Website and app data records
• • • • •

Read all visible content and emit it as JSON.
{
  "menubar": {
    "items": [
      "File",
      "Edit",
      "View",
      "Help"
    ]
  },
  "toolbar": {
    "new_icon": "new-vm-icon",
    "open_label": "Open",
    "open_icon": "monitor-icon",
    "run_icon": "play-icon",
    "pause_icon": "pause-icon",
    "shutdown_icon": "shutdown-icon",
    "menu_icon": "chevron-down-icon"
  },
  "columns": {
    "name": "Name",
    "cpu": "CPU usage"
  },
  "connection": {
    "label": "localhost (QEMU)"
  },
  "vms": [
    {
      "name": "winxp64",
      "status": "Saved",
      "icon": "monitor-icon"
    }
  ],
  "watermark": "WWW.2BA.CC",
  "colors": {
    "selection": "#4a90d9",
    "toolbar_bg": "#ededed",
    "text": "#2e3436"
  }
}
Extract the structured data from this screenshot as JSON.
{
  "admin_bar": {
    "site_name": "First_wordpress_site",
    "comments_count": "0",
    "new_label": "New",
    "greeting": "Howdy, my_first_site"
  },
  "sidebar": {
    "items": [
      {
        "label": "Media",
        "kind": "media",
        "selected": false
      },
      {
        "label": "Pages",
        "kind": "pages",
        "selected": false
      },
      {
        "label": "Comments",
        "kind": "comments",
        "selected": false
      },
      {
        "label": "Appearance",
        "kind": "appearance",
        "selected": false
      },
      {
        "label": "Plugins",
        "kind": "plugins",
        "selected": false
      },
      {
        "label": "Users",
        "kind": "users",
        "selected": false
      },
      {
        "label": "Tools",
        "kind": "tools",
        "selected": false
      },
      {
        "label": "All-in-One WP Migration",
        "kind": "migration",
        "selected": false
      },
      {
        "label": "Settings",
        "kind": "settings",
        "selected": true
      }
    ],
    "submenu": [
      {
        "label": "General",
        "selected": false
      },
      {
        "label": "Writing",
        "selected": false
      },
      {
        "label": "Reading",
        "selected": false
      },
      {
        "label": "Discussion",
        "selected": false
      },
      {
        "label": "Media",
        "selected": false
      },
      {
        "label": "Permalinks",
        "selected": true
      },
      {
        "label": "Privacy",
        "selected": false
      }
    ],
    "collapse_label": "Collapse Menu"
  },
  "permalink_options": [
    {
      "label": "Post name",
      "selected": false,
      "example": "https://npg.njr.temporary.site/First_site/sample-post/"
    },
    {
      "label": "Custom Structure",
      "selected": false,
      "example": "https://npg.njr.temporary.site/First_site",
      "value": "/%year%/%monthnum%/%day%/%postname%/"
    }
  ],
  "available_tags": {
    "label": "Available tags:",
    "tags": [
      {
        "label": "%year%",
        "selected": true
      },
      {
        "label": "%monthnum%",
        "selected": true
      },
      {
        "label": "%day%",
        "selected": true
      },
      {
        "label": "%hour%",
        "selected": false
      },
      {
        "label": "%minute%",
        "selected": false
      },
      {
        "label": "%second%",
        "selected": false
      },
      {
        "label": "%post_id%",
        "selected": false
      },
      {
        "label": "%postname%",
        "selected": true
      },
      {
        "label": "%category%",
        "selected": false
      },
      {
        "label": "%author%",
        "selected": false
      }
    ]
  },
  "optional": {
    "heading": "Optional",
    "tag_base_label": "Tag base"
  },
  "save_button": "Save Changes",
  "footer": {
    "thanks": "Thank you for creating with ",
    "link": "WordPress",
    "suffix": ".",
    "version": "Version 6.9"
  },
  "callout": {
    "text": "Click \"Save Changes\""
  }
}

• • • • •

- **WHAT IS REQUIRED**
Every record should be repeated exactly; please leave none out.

- **ANSWER AREA**
Read all visible content and emit it as JSON.
{
  "menubar": {
    "items": [
      "File",
      "Edit",
      "View",
      "Help"
    ]
  },
  "toolbar": {
    "new_icon": "new-vm-icon",
    "open_label": "Open",
    "open_icon": "monitor-icon",
    "run_icon": "play-icon",
    "pause_icon": "pause-icon",
    "shutdown_icon": "shutdown-icon",
    "menu_icon": "chevron-down-icon"
  },
  "columns": {
    "name": "Name",
    "cpu": "CPU usage"
  },
  "connection": {
    "label": "localhost (QEMU)"
  },
  "vms": [
    {
      "name": "winxp64",
      "status": "Saved",
      "icon": "monitor-icon"
    }
  ],
  "watermark": "WWW.2BA.CC",
  "colors": {
    "selection": "#4a90d9",
    "toolbar_bg": "#ededed",
    "text": "#2e3436"
  }
}
Extract the structured data from this screenshot as JSON.
{
  "admin_bar": {
    "site_name": "First_wordpress_site",
    "comments_count": "0",
    "new_label": "New",
    "greeting": "Howdy, my_first_site"
  },
  "sidebar": {
    "items": [
      {
        "label": "Media",
        "kind": "media",
        "selected": false
      },
      {
        "label": "Pages",
        "kind": "pages",
        "selected": false
      },
      {
        "label": "Comments",
        "kind": "comments",
        "selected": false
      },
      {
        "label": "Appearance",
        "kind": "appearance",
        "selected": false
      },
      {
        "label": "Plugins",
        "kind": "plugins",
        "selected": false
      },
      {
        "label": "Users",
        "kind": "users",
        "selected": false
      },
      {
        "label": "Tools",
        "kind": "tools",
        "selected": false
      },
      {
        "label": "All-in-One WP Migration",
        "kind": "migration",
        "selected": false
      },
      {
        "label": "Settings",
        "kind": "settings",
        "selected": true
      }
    ],
    "submenu": [
      {
        "label": "General",
        "selected": false
      },
      {
        "label": "Writing",
        "selected": false
      },
      {
        "label": "Reading",
        "selected": false
      },
      {
        "label": "Discussion",
        "selected": false
      },
      {
        "label": "Media",
        "selected": false
      },
      {
        "label": "Permalinks",
        "selected": true
      },
      {
        "label": "Privacy",
        "selected": false
      }
    ],
    "collapse_label": "Collapse Menu"
  },
  "permalink_options": [
    {
      "label": "Post name",
      "selected": false,
      "example": "https://npg.njr.temporary.site/First_site/sample-post/"
    },
    {
      "label": "Custom Structure",
      "selected": false,
      "example": "https://npg.njr.temporary.site/First_site",
      "value": "/%year%/%monthnum%/%day%/%postname%/"
    }
  ],
  "available_tags": {
    "label": "Available tags:",
    "tags": [
      {
        "label": "%year%",
        "selected": true
      },
      {
        "label": "%monthnum%",
        "selected": true
      },
      {
        "label": "%day%",
        "selected": true
      },
      {
        "label": "%hour%",
        "selected": false
      },
      {
        "label": "%minute%",
        "selected": false
      },
      {
        "label": "%second%",
        "selected": false
      },
      {
        "label": "%post_id%",
        "selected": false
      },
      {
        "label": "%postname%",
        "selected": true
      },
      {
        "label": "%category%",
        "selected": false
      },
      {
        "label": "%author%",
        "selected": false
      }
    ]
  },
  "optional": {
    "heading": "Optional",
    "tag_base_label": "Tag base"
  },
  "save_button": "Save Changes",
  "footer": {
    "thanks": "Thank you for creating with ",
    "link": "WordPress",
    "suffix": ".",
    "version": "Version 6.9"
  },
  "callout": {
    "text": "Click \"Save Changes\""
  }
}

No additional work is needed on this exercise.